 It could be Valley Oak or Snap-bean,

Elderberry, or Cattail rising out of the creek;

all began the same, a spark of life inside,

the need to be coaxing their will into action.
Seed and pod, nut and bulb, cajoled awake, called by the warmth of the sun, moisture in the soil, swelling them, filling their hearts, beginning the slow push against the dormancy of the husk.
The earth itself helps, offering its richness to eat, till one by one each plant claims a soul, and bursts free into the air, breathing, giving breath, living in the sweet light of the distant sun.

by James Lee Jobe | |


 Quiet! Today the earth tells me, be quiet.
Ssh! No talking now.
Our soul is listening to tiny things, almost silent.
This is a language that you feel.
Our soul, says the earth, hears every little sound.
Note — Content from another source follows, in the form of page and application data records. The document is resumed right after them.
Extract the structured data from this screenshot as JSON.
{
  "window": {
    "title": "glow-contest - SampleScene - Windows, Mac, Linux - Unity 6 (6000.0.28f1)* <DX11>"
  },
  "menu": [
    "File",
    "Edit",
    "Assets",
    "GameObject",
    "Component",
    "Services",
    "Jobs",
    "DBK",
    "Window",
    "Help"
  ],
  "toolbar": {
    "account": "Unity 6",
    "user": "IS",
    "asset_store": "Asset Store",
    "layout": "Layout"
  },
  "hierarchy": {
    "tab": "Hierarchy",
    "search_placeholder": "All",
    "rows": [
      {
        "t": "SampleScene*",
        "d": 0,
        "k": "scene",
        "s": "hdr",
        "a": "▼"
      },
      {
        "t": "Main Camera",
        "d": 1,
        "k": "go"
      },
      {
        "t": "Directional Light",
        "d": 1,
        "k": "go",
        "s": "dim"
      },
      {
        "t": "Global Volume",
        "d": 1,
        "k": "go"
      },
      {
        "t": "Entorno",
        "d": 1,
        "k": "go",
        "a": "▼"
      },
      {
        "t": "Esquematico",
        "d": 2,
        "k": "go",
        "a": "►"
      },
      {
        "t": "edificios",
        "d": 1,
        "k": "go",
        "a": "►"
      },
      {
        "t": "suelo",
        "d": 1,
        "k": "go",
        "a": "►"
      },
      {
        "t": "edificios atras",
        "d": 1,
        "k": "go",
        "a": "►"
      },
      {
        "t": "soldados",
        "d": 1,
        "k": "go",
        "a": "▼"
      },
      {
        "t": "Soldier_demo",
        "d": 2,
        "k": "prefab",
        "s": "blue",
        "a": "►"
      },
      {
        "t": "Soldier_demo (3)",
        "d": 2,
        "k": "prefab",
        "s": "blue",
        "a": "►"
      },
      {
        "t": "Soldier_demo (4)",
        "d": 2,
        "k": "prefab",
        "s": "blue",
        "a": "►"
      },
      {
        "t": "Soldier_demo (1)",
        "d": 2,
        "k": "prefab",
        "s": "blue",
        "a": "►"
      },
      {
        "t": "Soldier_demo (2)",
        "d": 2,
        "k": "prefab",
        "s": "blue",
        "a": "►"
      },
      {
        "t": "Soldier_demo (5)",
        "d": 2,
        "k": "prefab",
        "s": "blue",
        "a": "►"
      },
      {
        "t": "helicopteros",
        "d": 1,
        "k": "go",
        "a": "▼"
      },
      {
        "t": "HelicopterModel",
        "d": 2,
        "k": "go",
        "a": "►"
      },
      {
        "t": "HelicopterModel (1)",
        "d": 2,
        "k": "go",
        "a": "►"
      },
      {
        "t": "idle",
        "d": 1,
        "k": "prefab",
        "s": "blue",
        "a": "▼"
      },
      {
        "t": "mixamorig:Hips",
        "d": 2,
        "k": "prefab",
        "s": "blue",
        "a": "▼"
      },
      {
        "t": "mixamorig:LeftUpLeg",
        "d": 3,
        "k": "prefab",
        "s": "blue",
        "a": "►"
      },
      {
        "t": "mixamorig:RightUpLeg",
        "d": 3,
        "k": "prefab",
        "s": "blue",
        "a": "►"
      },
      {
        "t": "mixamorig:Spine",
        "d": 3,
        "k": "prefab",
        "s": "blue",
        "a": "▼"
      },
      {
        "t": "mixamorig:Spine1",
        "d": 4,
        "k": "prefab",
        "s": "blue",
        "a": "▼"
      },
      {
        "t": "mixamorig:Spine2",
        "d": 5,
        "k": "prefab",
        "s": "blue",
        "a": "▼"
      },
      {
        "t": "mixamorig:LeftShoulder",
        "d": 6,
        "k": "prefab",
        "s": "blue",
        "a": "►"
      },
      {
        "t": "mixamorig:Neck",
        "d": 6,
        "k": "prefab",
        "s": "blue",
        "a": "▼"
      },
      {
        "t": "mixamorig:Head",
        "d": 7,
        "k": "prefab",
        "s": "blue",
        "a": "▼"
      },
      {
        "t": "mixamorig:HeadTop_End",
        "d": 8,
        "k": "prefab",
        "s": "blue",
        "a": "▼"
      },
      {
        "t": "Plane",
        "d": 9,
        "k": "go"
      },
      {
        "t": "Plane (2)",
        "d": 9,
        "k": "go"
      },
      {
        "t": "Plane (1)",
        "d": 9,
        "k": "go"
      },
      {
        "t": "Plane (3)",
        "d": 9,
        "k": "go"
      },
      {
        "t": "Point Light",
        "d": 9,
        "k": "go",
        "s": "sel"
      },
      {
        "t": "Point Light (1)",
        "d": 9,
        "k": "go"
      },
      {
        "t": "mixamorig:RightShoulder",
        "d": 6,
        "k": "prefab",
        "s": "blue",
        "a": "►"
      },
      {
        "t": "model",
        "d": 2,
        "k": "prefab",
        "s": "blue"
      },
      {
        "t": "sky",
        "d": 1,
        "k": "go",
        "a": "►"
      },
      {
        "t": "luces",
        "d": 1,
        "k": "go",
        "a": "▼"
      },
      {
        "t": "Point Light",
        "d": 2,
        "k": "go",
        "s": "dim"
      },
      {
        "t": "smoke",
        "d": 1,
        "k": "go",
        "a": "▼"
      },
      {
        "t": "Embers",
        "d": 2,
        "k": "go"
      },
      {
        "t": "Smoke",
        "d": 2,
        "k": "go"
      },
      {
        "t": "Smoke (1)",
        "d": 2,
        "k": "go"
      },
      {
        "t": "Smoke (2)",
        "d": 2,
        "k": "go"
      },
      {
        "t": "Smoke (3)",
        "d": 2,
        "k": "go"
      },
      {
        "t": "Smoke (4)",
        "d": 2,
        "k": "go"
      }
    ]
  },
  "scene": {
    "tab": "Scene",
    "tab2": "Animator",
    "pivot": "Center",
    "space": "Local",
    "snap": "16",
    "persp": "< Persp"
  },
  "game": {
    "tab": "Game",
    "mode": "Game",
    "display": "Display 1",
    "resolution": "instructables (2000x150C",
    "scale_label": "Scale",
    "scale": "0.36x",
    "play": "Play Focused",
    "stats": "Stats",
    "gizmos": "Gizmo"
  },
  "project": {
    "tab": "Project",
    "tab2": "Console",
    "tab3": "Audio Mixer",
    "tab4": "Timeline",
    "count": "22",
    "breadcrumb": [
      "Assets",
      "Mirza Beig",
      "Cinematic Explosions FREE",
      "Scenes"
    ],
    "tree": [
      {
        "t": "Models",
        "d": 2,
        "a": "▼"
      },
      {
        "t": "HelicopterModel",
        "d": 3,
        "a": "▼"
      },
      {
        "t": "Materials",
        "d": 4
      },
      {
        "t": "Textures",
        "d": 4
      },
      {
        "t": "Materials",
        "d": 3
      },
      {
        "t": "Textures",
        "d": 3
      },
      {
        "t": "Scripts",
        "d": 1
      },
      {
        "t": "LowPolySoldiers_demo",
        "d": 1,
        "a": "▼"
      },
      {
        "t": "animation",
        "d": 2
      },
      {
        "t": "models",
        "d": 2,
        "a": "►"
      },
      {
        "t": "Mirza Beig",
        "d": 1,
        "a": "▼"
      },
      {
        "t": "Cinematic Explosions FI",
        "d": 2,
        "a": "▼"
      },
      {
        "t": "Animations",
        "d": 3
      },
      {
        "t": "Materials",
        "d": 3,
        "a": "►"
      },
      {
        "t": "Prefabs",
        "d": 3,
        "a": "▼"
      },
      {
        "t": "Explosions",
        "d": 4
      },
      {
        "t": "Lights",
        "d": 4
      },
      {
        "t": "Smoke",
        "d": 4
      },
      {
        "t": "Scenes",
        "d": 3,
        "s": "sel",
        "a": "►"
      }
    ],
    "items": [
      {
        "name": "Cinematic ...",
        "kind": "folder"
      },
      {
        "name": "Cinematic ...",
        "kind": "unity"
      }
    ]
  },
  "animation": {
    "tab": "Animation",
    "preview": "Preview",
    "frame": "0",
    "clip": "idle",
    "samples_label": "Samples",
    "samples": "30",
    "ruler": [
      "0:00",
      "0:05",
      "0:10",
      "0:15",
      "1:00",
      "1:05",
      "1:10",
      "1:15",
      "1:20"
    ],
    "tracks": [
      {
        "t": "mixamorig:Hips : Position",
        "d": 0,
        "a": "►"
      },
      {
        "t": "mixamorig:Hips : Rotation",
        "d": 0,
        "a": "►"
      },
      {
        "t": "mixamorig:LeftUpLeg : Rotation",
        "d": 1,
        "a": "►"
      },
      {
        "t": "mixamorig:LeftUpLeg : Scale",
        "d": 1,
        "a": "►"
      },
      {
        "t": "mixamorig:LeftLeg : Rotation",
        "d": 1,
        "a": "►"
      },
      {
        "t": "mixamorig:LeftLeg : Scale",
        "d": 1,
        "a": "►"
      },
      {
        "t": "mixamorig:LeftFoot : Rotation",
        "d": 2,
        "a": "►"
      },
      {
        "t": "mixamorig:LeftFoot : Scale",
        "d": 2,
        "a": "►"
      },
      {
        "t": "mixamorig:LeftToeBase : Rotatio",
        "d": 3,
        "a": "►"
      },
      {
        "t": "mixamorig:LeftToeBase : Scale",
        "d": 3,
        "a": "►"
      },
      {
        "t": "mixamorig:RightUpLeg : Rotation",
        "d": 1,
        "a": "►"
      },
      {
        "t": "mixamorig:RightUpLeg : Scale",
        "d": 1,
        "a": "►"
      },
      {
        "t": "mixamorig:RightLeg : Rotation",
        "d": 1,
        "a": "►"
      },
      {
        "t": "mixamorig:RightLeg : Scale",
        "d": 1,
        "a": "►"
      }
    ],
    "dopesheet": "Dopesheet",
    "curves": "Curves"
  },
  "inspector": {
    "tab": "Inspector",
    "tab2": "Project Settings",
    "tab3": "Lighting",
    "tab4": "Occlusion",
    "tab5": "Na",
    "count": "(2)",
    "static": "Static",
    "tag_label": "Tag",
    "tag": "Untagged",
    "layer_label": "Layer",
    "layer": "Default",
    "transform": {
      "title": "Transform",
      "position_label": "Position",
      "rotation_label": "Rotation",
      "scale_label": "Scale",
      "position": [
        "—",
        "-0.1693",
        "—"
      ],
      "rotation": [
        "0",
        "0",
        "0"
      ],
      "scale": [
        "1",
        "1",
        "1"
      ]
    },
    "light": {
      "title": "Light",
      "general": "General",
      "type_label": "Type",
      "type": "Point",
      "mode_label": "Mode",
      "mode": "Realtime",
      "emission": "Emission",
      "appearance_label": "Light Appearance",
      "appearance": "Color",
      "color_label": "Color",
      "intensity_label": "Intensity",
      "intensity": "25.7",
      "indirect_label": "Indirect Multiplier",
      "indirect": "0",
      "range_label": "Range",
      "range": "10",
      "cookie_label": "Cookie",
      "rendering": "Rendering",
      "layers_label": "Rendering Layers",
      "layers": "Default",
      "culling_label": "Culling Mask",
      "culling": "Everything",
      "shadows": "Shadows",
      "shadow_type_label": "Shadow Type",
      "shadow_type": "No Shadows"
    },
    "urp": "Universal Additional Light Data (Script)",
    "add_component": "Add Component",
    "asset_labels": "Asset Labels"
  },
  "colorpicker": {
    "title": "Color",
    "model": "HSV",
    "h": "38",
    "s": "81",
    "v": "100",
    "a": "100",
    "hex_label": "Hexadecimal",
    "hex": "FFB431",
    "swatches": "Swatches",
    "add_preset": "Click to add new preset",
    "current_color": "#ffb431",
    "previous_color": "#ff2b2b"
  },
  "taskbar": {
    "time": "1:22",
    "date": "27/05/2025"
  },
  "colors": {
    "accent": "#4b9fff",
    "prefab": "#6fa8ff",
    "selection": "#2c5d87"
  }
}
by James Lee Jobe | |


 I planted my grief
in freshly turned earth
A tree grows there now
You should see the size of it

I filled my wheel-barrow
with all my pointless regrets
I put them out by the curb
A truck will pick them up on Thursday

I spent some time following my cat
She led me all around our yard
stopping to rub her face in mint
I rubbed my face in mint, too

The moon shone on and on 
climbing higher above the park across the street
"Who can stay awake longer?" I asked her
as she began her long arc back down

by James Lee Jobe | |

Moon In Virgo

 You are not beaten.
The simple music rises up, children's voices in the air, sound floating out across the land and on to the river beyond, over the valley's floor.
No, you cannot go back for those things you lost, the parts of yourself that were taken, often by force.
Like an animal in the forest you must weep it all away at once, violently, and then simply live on.
The music here is Bach, Vivaldi; a chorale of children, a piano, a violin.
Together, they have a certain spirit that is light, that lets in light, joyful, ecstatic.
"Forgive," said The Christ, and why not? Every day that you still breathe has all the joy and murderous possibilities of your bravest dream.
The moon has entered Virgo, the wind shifts, blows up from the Delta, cools this valley, and you are not beaten; the children sing, it is Bach, and you are brave, alive, and human.